**AIM OF THE EXERCISE:** Out of the entries that follow, copy each line containing "group".

**DATASET ENTRIES:**
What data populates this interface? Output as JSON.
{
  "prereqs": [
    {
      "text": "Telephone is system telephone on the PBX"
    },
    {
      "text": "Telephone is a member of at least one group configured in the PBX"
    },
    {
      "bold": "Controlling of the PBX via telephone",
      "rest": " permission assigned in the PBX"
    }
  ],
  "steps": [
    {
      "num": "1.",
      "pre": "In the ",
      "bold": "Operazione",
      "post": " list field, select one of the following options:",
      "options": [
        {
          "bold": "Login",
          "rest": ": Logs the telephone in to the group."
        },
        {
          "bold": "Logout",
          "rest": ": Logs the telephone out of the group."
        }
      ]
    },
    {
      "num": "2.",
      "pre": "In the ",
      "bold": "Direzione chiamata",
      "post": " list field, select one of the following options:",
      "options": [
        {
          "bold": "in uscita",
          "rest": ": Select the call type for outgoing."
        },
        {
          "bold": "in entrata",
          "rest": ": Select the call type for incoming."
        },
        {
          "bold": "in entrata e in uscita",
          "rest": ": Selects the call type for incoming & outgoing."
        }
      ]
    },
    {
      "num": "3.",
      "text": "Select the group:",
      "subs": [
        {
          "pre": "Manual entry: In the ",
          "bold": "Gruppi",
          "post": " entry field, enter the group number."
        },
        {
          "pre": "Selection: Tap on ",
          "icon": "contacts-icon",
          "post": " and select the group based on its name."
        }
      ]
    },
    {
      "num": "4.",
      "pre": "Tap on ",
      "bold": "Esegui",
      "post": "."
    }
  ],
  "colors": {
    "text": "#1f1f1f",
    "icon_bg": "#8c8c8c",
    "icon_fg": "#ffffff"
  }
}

**SOLUTION BELOW:**
      "text": "Telephone is a member of at least one group configured in the PBX"
          "rest": ": Logs the telephone in to the group."
          "rest": ": Logs the telephone out of the group."
      "text": "Select the group:",
          "post": " entry field, enter the group number."
          "post": " and select the group based on its name."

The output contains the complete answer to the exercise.